UNESCO, the United Nations Educational, Scientific, and Cultural Organization, has a long history of activities in mountain areas.
Foremost among these has been the Man and the Biosphere (MAB) Programme. Project 6 of this programme focussed on mountain areas; in 1995, Martin Price published a review and assessment of activities in Europe.
Currently, the main operational tool of the MAB programme is the World Network of Biosphere Reserves (WNBR). Biosphere reserves are areas of terrestrial and coastal ecosystems nominated by national governments, designated by UNESCO and thus internationally recognised. They remain under the sovereign jurisdiction of the states where they are located.
According to the Statutory Framework for the WNBR, adopted by UNESCO's General Assembly in 1996, "biosphere reserves should strive to be sites of excellence to explore and demonstrate approaches to conservation and sustainable development at a regional scale".
The first biosphere reserves were designated in 1976. As of August 2006, the WNBR consists of 482 biosphere reserves in 102 countries. A significant proportion of these are in mountain areas. In preparation for the International Year of Mountains, the CMS and the World Conservation Monitoring Centre (Cambridge) developed a website and CD to bring attention to UNESCO's activities in mountain areas around the world. These include not only biosphere reserves, but also natural and cultural World Heritage sites and projects within the International Geoscience Programme (IGCP) and the International Hydrological Programme (IHP).
In 2010, staff at the Centre for Mountain Studies conducted a periodic review of biosphere reserves.

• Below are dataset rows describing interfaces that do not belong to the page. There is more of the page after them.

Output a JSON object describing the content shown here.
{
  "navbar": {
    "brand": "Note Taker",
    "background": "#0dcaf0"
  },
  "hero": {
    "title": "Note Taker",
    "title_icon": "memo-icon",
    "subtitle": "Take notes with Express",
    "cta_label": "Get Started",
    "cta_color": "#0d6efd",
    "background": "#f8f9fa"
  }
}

Full citation: Price, M.F., Park, J.J. and Bouamrane, M. (2010). Reporting progress on internationally-designated sites: the periodic review of biosphere reserves. Environmental Science and Policy, 8: 549-557.